The fresh groundwater flux would be quantified using a non-invasive eddy correlation approach that integrates over a wide area. Turbulent advection is the dominant vertical transport mechanism in the water column in almost all natural aquatic environments. The new technique relies on measuring the turbulent fluctuations of: 1) the vertical velocity and 2) the corresponding salinity (S) and/or temperature (T) simultaneously and at the same point in the water column but close to the sediment surface. If such measurements are done with an adequate temporal resolution to capture these fluctuations and for a period long enough to obtain a statistically sound representation of their variations, then the vertical flux of salt and heat can be derived. Note that the S measurements should yield information on the freshwater flux. However, the T measurements can yield an estimate of groundwater flow as well, as we will also measure the temperature of the advecting groundwater, which is much lower than surface water during the summer. Such measurements obviously do not suffer from the same shortcomings as seepage meter measurements because fluxes are determined under true in situ conditions, i.e., without any disturbance of the sediment and under the natural hydrodynamic conditions. This technique is limited, however to solutes that can be measured rapidly and accurately in situ, which rules out using this approach for quantifying fluxes of most solutes.

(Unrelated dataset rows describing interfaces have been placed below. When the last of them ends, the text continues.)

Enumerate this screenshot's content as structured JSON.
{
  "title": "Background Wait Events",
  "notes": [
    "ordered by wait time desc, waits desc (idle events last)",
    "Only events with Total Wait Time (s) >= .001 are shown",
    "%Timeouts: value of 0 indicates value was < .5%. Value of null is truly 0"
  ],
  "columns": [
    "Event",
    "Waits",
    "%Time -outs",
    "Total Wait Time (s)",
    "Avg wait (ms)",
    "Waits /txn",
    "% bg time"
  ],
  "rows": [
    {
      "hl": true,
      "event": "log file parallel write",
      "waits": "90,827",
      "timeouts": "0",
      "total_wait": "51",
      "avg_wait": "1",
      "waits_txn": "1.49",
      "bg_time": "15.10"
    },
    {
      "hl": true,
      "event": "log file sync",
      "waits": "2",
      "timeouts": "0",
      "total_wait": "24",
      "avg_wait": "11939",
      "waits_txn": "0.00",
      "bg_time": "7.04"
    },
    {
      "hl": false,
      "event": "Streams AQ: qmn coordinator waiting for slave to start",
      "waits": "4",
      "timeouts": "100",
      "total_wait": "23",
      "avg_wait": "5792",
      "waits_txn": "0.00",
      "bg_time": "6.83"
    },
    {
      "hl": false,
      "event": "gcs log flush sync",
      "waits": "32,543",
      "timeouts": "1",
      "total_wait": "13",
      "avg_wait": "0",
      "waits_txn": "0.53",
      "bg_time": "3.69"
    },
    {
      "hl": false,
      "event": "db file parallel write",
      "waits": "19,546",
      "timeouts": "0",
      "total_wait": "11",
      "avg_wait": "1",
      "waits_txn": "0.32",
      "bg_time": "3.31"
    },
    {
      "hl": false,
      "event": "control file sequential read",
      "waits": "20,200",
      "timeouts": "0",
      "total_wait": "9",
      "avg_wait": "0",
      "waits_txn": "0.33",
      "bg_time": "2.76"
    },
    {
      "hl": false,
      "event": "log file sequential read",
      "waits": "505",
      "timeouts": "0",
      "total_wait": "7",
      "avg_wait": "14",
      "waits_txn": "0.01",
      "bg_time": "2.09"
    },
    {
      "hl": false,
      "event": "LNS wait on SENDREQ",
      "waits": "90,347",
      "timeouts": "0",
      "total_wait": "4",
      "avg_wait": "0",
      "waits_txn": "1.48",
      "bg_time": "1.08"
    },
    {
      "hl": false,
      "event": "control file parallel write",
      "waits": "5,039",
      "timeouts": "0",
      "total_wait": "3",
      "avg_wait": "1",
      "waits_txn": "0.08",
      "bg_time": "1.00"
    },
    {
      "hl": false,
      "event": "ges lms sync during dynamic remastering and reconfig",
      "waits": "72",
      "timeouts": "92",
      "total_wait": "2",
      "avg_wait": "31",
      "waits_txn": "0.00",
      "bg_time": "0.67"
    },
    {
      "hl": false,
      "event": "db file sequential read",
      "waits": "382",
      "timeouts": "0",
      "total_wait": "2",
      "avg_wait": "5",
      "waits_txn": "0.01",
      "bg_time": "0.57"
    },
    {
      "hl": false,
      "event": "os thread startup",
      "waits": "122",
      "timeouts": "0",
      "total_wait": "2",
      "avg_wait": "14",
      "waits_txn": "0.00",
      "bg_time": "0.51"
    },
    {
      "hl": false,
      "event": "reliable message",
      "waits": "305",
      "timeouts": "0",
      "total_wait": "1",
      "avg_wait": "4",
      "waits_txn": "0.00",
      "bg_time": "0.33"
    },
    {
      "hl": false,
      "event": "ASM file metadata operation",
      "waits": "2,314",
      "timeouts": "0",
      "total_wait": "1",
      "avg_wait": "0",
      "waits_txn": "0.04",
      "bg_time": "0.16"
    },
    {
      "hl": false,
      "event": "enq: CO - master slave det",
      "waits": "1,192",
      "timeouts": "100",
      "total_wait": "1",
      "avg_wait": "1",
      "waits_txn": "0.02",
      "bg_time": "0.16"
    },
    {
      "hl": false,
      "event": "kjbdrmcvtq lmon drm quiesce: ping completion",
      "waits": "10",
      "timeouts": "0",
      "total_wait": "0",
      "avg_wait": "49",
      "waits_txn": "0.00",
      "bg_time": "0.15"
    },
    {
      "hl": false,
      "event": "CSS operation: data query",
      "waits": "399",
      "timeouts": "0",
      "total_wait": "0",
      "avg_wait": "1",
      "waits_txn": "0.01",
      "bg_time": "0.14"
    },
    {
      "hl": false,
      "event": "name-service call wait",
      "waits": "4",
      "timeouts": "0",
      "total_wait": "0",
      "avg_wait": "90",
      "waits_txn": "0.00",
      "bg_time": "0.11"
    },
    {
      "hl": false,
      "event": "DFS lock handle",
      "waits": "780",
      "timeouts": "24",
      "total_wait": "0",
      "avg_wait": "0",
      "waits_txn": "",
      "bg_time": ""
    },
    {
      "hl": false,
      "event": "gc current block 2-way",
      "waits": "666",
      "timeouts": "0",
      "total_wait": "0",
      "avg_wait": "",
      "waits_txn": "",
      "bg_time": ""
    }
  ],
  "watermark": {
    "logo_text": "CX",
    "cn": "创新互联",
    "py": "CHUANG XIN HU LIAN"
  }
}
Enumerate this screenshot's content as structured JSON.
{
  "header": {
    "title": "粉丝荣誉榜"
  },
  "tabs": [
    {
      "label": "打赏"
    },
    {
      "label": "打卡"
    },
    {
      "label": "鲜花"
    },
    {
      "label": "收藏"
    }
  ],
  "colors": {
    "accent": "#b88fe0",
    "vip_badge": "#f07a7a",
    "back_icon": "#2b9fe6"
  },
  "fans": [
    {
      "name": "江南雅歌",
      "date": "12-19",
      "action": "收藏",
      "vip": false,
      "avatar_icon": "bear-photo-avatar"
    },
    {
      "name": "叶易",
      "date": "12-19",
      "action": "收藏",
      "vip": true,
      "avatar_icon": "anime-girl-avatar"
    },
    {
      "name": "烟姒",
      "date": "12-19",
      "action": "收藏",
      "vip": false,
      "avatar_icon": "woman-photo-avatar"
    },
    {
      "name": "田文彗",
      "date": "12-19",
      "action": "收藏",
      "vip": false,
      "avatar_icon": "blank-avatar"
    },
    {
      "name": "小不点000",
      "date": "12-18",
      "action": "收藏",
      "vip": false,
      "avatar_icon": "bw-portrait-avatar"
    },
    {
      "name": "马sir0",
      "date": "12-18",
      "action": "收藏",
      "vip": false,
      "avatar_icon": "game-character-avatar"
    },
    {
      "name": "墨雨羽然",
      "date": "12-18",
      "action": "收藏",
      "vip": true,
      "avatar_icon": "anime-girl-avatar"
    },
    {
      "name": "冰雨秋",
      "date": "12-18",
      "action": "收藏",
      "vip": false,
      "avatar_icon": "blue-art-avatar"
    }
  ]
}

Although use of this approach for quantifying fluxes has only recently been carried out within the water column (Berg et al., 2003), it has been used for several decades to determine fluxes by eddy correlation in the atmospheric boundary layer (e.g., Wyngaard 1989). This approach requires simultaneous measurements from two instruments, the Acoustic Doppler Velocimeter (ADV) and a small, fast, accurate conductivity and temperature sensor. The ADV belongs to and is routinely used by one of the PIs (Berg). The ADV measures the 3D velocity field in a small cylindrical volume, approximately 1.5 cm long and 0.6 cm in diameter, located on the ADVs center line, 10 cm from the base of the three sensors, as marked on Fig. 1. The conductivity/temperature (CT) data will be correlated with the velocity measurements to permit quantification of the flux. Any drift in the conductivity and temperature sensor can effectively be filtered out using known techniques when the data are processed (Berg et al., 2003). Both the ADV and the CT sensor will be mounted on a rack for initial tests of the technique, as was done when quantifying O2 fluxes (Fig. 1). The tip of the CT sensor will be located immediately next to the border of the ADV's measuring volume. The rack is designed so that the position of the measuring volume and the tip of the microelectrode can be adjusted in the range of 10-55 cm above the sediment surface. Data acquisition will be controlled above the water surface by a PC. The PC and supporting electronics will be powered by batteries and will be isolated galvanically from all other electronic devices.
This technique for quantifying fresh SGD has never been attempted before, to our knowledge. Indeed, the only fluxes across the sediment-water interface that have been quantified using the eddy correlation approach are O2 fluxes, and this approach has only been documented in a single publication (Berg et al., 2003). Hence, this approach for quantifying fresh groundwater flux is unprecedented and novel.
February 10, 2006